Beaten Biscuits

Preparation info

  • Difficulty


  • Makes about

    one dozen

Appears in

Good to the Grain

By Kim Boyce

Published 2010

  • About

I first tasted beaten biscuits in Kentucky. In the era before baking powder and baking soda, biscuit dough was beaten for long periods of time to give the biscuits lift. Contrary to what I had always thought—that the dough required a light hand to yield a tender biscuit—these biscuits are beaten and folded repeatedly and yet the results are very tender. Here I kept the method, using a bit of chemical leavening with the multigrain flour mix—I didn’t quite believe that I would get the lift without it.

These biscuits are small, with a fine, crumbly texture. The homemade multigrain flour mix gives them a pure, sweet, and nutty taste. They are particularly good slathered with Three-Citrus Marmalade. The rounds of biscuit dough also make a great topping for a fruit cobbler.

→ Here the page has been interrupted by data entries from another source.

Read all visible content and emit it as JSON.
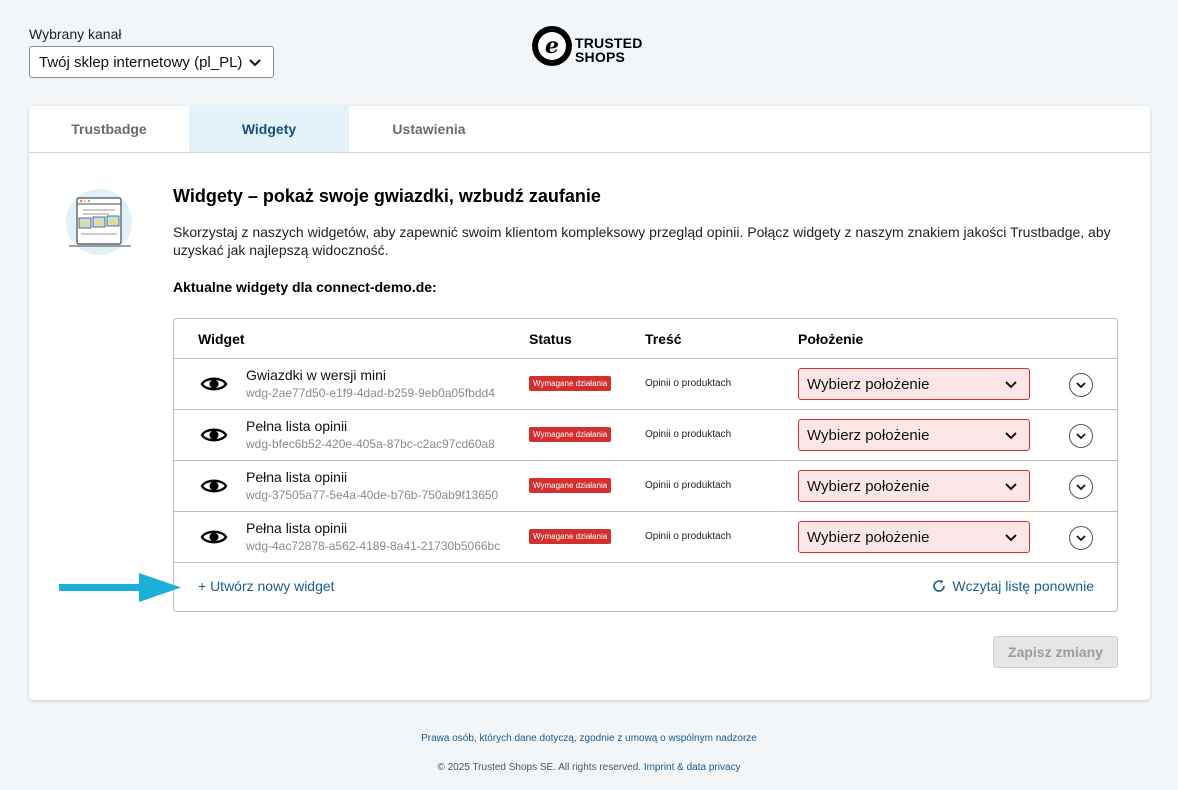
{
  "channel": {
    "label": "Wybrany kanał",
    "selected": "Twój sklep internetowy (pl_PL)"
  },
  "logo": {
    "line1": "TRUSTED",
    "line2": "SHOPS"
  },
  "tabs": [
    {
      "label": "Trustbadge",
      "active": false
    },
    {
      "label": "Widgety",
      "active": true
    },
    {
      "label": "Ustawienia",
      "active": false
    }
  ],
  "main": {
    "heading": "Widgety – pokaż swoje gwiazdki, wzbudź zaufanie",
    "description": "Skorzystaj z naszych widgetów, aby zapewnić swoim klientom kompleksowy przegląd opinii. Połącz widgety z naszym znakiem jakości Trustbadge, aby uzyskać jak najlepszą widoczność.",
    "current_widgets_label": "Aktualne widgety dla connect-demo.de:"
  },
  "table": {
    "headers": {
      "widget": "Widget",
      "status": "Status",
      "content": "Treść",
      "position": "Położenie"
    },
    "rows": [
      {
        "name": "Gwiazdki w wersji mini",
        "id": "wdg-2ae77d50-e1f9-4dad-b259-9eb0a05fbdd4",
        "status": "Wymagane działania",
        "content": "Opinii o produktach",
        "position": "Wybierz położenie"
      },
      {
        "name": "Pełna lista opinii",
        "id": "wdg-bfec6b52-420e-405a-87bc-c2ac97cd60a8",
        "status": "Wymagane działania",
        "content": "Opinii o produktach",
        "position": "Wybierz położenie"
      },
      {
        "name": "Pełna lista opinii",
        "id": "wdg-37505a77-5e4a-40de-b76b-750ab9f13650",
        "status": "Wymagane działania",
        "content": "Opinii o produktach",
        "position": "Wybierz położenie"
      },
      {
        "name": "Pełna lista opinii",
        "id": "wdg-4ac72878-a562-4189-8a41-21730b5066bc",
        "status": "Wymagane działania",
        "content": "Opinii o produktach",
        "position": "Wybierz położenie"
      }
    ],
    "create_label": "+ Utwórz nowy widget",
    "reload_label": "Wczytaj listę ponownie"
  },
  "save_label": "Zapisz zmiany",
  "footer": {
    "privacy_link": "Prawa osób, których dane dotyczą, zgodnie z umową o wspólnym nadzorze",
    "copyright": "© 2025 Trusted Shops SE. All rights reserved.",
    "imprint_link": "Imprint & data privacy"
  },
  "colors": {
    "accent": "#1a5c8f",
    "status_red": "#d32f2f",
    "select_error_bg": "#fde6e8",
    "active_tab_bg": "#e4f3fa",
    "arrow": "#1ab0d8"
  }
}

Butter for the pans


Dry Mix

  • 1 cup Multigrain Flour Mix
  • 1 cup whole-grain pastry flour
  • 1 tablespoon baking powder
  • 1 tablespoon sugar
  • ¾ teaspoon kosher salt
  • ½ teaspoon baking soda

Wet Mix

  • 3 ounces (¾ stick) cold unsalted butter, cut into ½-inch pieces
  • ¾ cup heavy cream


  1. Place two racks in the upper and lower thirds of the oven and preheat to 400°F. Rub two baking sheets with butter.
  2. Sift the dry ingredients into a large bowl, pouring back into the bowl any bits of grain or other ingredients that may remain in the sifter. Add the butter to the dry mixture. Rub the butter between your fingers, breaking it into smaller and smaller bits until the pieces are the size of grains of rice. The more quickly you do this, the more the butter will stay solid, which is important for the success of the recipe.
  3. Add the cream. Working from the outer edge of the flour, draw your hands around the bowl to mix the cream into the flour. Mix until the dough just holds together.
  4. Dust a work surface with flour. Use a pastry scraper or a spatula to transfer the dough to the work surface. With a rolling pin, give the dough three good whacks, then fold the dough over and give it three more good whacks. Fold and whack five more times. Flour as needed.
  5. Gather the dough into a ball and roll it out to a ¾-inch thickness. Using a 2-inch round cookie cutter, cut the dough into circles, punching out the circles as close as possible to one another. Gather the excess dough, roll it out again, and punch out more circles. Repeat until all the dough is used, keeping in mind the more times you reroll the dough, the tougher the biscuits will be.
  6. Transfer the biscuits to the prepared baking sheets, leaving about 3 inches between them.
  7. Bake for 18 to 20 minutes, rotating the pans halfway through. The biscuit tops should be a matte mahogany-brown.
  8. Enjoy warm, or even a few hours later. Like all biscuits, they’re best eaten the day they’re made but will keep in an airtight container for 2 days.